# [Exercise]
Each entry must be output exactly as it appears.

◇ ◇ ◇ ◇ ◇ ◇ ◇

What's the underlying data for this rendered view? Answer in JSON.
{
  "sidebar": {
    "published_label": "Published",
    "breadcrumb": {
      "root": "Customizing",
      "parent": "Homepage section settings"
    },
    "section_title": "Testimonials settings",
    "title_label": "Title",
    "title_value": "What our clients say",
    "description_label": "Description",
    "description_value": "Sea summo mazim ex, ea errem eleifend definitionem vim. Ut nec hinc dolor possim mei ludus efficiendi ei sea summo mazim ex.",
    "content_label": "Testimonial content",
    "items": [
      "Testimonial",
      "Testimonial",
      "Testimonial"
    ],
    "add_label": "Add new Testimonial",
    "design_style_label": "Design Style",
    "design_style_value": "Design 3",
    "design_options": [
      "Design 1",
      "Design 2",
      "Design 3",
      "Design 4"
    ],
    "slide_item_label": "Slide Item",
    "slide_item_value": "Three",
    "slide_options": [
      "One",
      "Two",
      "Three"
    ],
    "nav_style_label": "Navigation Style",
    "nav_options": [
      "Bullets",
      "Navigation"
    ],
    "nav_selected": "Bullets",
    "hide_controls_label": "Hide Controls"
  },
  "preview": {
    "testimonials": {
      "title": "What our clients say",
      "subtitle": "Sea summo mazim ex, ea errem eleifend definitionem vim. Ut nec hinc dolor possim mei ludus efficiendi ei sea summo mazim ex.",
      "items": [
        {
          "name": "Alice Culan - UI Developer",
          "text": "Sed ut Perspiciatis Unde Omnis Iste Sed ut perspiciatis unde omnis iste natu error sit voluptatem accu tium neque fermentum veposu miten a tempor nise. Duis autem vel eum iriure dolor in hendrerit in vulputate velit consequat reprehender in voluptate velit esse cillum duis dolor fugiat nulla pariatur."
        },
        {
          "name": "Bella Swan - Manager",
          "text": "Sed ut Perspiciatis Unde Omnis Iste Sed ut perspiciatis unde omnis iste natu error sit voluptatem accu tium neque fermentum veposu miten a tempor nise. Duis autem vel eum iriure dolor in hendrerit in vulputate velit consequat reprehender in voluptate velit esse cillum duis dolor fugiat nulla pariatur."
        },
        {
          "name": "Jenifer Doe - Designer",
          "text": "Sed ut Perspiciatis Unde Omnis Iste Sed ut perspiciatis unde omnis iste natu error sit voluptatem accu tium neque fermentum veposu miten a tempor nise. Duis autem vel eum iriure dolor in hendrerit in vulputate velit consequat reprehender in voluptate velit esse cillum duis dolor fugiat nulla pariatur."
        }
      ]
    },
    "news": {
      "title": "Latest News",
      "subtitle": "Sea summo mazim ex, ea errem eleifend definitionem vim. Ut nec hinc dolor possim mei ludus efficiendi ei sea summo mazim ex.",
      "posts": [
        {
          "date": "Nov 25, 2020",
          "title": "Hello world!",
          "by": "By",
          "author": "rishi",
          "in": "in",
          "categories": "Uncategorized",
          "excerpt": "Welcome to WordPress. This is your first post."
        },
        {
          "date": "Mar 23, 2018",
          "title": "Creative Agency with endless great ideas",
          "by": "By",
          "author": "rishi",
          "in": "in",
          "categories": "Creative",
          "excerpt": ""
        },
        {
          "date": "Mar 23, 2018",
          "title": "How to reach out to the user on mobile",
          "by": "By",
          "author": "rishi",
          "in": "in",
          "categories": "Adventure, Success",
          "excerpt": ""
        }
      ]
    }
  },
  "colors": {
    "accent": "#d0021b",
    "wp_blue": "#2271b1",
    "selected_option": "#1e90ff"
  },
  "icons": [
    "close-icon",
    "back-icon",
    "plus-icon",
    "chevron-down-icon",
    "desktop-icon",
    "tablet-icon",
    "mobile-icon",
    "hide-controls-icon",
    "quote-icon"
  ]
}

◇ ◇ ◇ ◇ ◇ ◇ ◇

# [Response box]
What's the underlying data for this rendered view? Answer in JSON.
{
  "sidebar": {
    "published_label": "Published",
    "breadcrumb": {
      "root": "Customizing",
      "parent": "Homepage section settings"
    },
    "section_title": "Testimonials settings",
    "title_label": "Title",
    "title_value": "What our clients say",
    "description_label": "Description",
    "description_value": "Sea summo mazim ex, ea errem eleifend definitionem vim. Ut nec hinc dolor possim mei ludus efficiendi ei sea summo mazim ex.",
    "content_label": "Testimonial content",
    "items": [
      "Testimonial",
      "Testimonial",
      "Testimonial"
    ],
    "add_label": "Add new Testimonial",
    "design_style_label": "Design Style",
    "design_style_value": "Design 3",
    "design_options": [
      "Design 1",
      "Design 2",
      "Design 3",
      "Design 4"
    ],
    "slide_item_label": "Slide Item",
    "slide_item_value": "Three",
    "slide_options": [
      "One",
      "Two",
      "Three"
    ],
    "nav_style_label": "Navigation Style",
    "nav_options": [
      "Bullets",
      "Navigation"
    ],
    "nav_selected": "Bullets",
    "hide_controls_label": "Hide Controls"
  },
  "preview": {
    "testimonials": {
      "title": "What our clients say",
      "subtitle": "Sea summo mazim ex, ea errem eleifend definitionem vim. Ut nec hinc dolor possim mei ludus efficiendi ei sea summo mazim ex.",
      "items": [
        {
          "name": "Alice Culan - UI Developer",
          "text": "Sed ut Perspiciatis Unde Omnis Iste Sed ut perspiciatis unde omnis iste natu error sit voluptatem accu tium neque fermentum veposu miten a tempor nise. Duis autem vel eum iriure dolor in hendrerit in vulputate velit consequat reprehender in voluptate velit esse cillum duis dolor fugiat nulla pariatur."
        },
        {
          "name": "Bella Swan - Manager",
          "text": "Sed ut Perspiciatis Unde Omnis Iste Sed ut perspiciatis unde omnis iste natu error sit voluptatem accu tium neque fermentum veposu miten a tempor nise. Duis autem vel eum iriure dolor in hendrerit in vulputate velit consequat reprehender in voluptate velit esse cillum duis dolor fugiat nulla pariatur."
        },
        {
          "name": "Jenifer Doe - Designer",
          "text": "Sed ut Perspiciatis Unde Omnis Iste Sed ut perspiciatis unde omnis iste natu error sit voluptatem accu tium neque fermentum veposu miten a tempor nise. Duis autem vel eum iriure dolor in hendrerit in vulputate velit consequat reprehender in voluptate velit esse cillum duis dolor fugiat nulla pariatur."
        }
      ]
    },
    "news": {
      "title": "Latest News",
      "subtitle": "Sea summo mazim ex, ea errem eleifend definitionem vim. Ut nec hinc dolor possim mei ludus efficiendi ei sea summo mazim ex.",
      "posts": [
        {
          "date": "Nov 25, 2020",
          "title": "Hello world!",
          "by": "By",
          "author": "rishi",
          "in": "in",
          "categories": "Uncategorized",
          "excerpt": "Welcome to WordPress. This is your first post."
        },
        {
          "date": "Mar 23, 2018",
          "title": "Creative Agency with endless great ideas",
          "by": "By",
          "author": "rishi",
          "in": "in",
          "categories": "Creative",
          "excerpt": ""
        },
        {
          "date": "Mar 23, 2018",
          "title": "How to reach out to the user on mobile",
          "by": "By",
          "author": "rishi",
          "in": "in",
          "categories": "Adventure, Success",
          "excerpt": ""
        }
      ]
    }
  },
  "colors": {
    "accent": "#d0021b",
    "wp_blue": "#2271b1",
    "selected_option": "#1e90ff"
  },
  "icons": [
    "close-icon",
    "back-icon",
    "plus-icon",
    "chevron-down-icon",
    "desktop-icon",
    "tablet-icon",
    "mobile-icon",
    "hide-controls-icon",
    "quote-icon"
  ]
}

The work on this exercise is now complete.